Would Snake Eater's haunting five minute ladder ascent exist if Kojima had staged a more traditional 'whack the End's glowing vital boss bits' fight before it? Could that mournfully nostalgic return to Shadow Moses in MGS4 come from someone who wasn't obsessed with making players reflect during constant codec chatter? Perhaps you have to take the overly talkative rough to get that velvet smooth Koj genius. If Ground Zeroes has a moment to rival the bewitching pad-switching Psycho Mantis shock or the silent beauty of battling the Boss in a field of white petals, I'll happily take another dose of half hour cutscenes. Stat.
On a purely mechanical level, Metal Gear titles are immensely, peerlessly playful
Kojima may often take an age to say anything in MGS, but crucially, he always manages to say something. Where a Modern Warfare is simply content to bamboozle you with angry military speak for seven hours, the Gear would rather lead you on a twisty meditation about the nature of fate and free will. Sure, this occasionally leads to a tangled mess of bloated, over indulgent plot threads - yes, that does mean you, MGS2.
Yet it also leads to moments like the quiet, understated bonding between an estranged father and son when Big Boss shares a final stogie with Snake. Fearless and uncompromising, its Kojima's willingness to tackle topics like the philosophical divides that birth war or nuclear profligacy that mean I can overlook him wielding all the narrative delicacy of a sledgehammer.
Though the storytelling has sometimes been ropey, the tech powering MGS has never failed to impress.

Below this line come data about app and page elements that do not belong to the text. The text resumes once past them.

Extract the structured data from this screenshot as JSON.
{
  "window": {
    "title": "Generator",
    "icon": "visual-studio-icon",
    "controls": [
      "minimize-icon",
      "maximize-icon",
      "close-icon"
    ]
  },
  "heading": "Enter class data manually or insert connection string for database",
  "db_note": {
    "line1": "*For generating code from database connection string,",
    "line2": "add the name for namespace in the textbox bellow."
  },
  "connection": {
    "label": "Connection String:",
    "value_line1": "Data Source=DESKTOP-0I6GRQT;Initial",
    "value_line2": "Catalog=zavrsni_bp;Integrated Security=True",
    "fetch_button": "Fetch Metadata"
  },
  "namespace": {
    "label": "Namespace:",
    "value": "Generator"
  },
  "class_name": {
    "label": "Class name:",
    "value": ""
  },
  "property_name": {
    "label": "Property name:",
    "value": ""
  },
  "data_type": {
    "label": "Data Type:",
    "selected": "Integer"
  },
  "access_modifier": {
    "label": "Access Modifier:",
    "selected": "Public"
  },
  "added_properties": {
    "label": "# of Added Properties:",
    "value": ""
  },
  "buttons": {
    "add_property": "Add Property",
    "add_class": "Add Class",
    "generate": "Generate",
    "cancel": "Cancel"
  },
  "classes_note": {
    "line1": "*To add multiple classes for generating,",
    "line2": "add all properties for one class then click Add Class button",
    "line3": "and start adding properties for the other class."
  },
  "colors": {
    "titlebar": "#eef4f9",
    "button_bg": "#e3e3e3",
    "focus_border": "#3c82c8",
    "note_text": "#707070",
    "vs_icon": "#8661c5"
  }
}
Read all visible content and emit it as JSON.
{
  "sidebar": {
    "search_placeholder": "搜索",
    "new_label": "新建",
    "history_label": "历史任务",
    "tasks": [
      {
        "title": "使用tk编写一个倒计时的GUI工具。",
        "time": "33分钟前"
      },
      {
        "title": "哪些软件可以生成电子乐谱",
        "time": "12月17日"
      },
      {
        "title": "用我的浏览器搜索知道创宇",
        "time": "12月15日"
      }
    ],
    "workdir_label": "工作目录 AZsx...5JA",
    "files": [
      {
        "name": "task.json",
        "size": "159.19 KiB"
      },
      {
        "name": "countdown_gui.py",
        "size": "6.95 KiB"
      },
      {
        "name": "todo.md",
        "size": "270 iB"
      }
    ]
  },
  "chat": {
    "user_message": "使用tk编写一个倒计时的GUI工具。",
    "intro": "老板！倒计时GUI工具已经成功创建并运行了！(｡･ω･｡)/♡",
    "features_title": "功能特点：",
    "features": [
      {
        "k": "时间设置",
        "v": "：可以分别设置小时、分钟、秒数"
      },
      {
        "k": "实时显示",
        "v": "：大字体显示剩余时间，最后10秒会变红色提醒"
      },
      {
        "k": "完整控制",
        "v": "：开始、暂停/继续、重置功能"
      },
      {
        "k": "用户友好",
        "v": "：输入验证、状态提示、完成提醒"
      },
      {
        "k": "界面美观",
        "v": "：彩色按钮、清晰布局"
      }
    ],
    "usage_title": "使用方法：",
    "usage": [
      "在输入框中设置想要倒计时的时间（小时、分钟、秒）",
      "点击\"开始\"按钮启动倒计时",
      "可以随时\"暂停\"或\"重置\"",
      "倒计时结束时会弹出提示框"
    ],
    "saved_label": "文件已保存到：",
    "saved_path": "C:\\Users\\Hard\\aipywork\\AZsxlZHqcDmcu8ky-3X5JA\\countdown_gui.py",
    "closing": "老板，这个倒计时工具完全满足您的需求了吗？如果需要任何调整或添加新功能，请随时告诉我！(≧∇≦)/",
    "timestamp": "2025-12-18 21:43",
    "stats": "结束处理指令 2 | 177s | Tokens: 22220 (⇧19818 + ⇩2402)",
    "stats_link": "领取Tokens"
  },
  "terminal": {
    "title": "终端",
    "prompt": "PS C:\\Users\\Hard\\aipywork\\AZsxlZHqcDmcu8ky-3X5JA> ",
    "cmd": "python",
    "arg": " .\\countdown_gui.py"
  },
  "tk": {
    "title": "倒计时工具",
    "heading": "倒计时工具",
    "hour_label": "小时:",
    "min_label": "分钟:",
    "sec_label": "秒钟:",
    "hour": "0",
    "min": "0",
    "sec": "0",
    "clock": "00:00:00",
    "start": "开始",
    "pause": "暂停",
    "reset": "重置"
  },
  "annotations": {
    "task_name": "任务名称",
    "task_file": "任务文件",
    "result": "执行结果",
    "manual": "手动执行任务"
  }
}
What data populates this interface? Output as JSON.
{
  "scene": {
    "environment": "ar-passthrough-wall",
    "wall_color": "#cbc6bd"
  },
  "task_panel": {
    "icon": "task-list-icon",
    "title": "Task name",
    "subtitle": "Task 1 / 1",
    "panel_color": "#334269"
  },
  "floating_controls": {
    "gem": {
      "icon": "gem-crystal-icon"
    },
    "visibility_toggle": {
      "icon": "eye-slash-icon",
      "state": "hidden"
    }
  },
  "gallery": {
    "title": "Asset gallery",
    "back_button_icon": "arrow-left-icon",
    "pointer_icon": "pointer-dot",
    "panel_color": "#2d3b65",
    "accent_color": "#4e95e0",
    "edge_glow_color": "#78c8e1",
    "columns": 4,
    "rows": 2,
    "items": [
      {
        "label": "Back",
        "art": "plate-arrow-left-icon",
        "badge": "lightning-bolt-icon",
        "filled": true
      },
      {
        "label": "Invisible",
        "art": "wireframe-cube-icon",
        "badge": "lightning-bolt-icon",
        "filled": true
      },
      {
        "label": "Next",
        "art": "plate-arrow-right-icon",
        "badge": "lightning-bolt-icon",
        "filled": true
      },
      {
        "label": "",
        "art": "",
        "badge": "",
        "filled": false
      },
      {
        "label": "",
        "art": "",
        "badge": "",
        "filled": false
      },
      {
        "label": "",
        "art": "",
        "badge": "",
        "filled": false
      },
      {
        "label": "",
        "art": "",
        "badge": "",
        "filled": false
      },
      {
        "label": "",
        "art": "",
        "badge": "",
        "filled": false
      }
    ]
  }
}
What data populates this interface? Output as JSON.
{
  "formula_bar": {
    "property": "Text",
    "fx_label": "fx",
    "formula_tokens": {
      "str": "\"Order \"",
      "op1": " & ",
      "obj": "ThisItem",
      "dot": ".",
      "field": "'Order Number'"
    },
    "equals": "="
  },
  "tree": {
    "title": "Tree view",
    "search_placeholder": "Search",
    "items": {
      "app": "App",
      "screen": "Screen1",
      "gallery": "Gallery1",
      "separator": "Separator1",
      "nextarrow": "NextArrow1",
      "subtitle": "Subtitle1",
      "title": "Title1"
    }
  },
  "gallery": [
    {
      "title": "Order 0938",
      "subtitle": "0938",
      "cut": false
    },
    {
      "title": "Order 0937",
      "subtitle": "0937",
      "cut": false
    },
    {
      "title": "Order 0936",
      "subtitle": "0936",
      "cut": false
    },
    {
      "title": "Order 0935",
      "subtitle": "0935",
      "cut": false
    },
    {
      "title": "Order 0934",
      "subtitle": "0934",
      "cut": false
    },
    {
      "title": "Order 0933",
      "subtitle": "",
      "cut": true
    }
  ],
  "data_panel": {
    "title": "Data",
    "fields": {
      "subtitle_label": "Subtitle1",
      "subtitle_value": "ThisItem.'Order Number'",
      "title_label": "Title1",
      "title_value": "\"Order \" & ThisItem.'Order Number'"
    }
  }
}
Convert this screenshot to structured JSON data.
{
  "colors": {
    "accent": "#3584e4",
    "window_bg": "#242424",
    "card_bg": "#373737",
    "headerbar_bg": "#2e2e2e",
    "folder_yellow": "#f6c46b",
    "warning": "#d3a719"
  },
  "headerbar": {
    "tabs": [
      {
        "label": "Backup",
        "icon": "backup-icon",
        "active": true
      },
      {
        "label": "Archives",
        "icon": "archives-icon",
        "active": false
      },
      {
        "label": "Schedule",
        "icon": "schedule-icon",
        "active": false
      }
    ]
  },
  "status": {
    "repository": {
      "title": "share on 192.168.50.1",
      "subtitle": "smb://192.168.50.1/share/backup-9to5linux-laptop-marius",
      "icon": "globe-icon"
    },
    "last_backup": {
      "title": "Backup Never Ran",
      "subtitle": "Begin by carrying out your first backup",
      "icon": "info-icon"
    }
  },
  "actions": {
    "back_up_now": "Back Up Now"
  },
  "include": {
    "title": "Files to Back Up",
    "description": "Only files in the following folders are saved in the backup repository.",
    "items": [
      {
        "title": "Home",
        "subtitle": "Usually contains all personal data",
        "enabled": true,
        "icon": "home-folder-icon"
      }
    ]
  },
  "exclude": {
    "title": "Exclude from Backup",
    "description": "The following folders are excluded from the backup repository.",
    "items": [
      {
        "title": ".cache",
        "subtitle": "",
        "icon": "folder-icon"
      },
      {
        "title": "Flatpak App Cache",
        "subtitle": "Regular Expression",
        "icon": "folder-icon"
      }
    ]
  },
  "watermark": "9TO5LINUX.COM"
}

My timbers were well and truly shivered - just as Kojima intended - during Sons Of Liberty's gorgeous tanker downpour. I could barely believe my eyes throughout the astonishing choreography of MGS4's balletic Cyborg Raiden vs Gekko fight. And even though I was never that bothered with PSP, you can't deny that Kojima Productions barrelled in and definitively declared 'that's how you make a handheld game' with the masterfully crafted Peace Walker. Even now, the Tokyo-based studio is pushing PS3 to limits few thought possible with the amazingly Ground Zeroes, made possible by its advanced proprietary FoxEngine. In short, Metal Gear Solid makes PlayStation dance a merrier graphical gig than anyone outside of Naughty Dog.
Amid all the gushing, it won't surprise you to discover I've had 'colourful' (read: borderline certifiable) times with Metal Gear. Recently, I went through Metal Gear Solid 4 a ludicrous nine times to unlock the game's platinum trophy. What inspires such mentally questionable devotion? The cinematic splendour of those preposterous cutscenes? The unforgettable bosses? Watching Otacon spoil his long johns while cowering in a locker? It's much simpler than any of that. On a pure mechanical level, Metal Gear titles are immensely, perhaps peerlessly, playful. And given that videogames are - exactly as their name tells you - games, albeit highly sophisticated ones, I can't pay the series a higher compliment than that.
Holding up guards for dog tags. Shooting seagulls then getting your comeuppance slipping face first in bird shit. Dropping a copy of Playboy to disrupt a randy guard's patrol before sneaking up on him inside a battered cardboard box. There are so many MGS moments which revel in the simple act of playing. As a virtual take on hide-and-seek, the Metal Gear series' rigid and well defined ruleset makes it the undisputed sultan of stealth.
Since 1998, Kojima and Snake have constantly thrilled, moved and surprised me. In 2000, PSM2 started to produce incredibly passionate and insightful coverage to match the games' quality - a trend that has continued right up to this issue you're holding. MGS isn't just my favourite series; it's PSM3's defining game.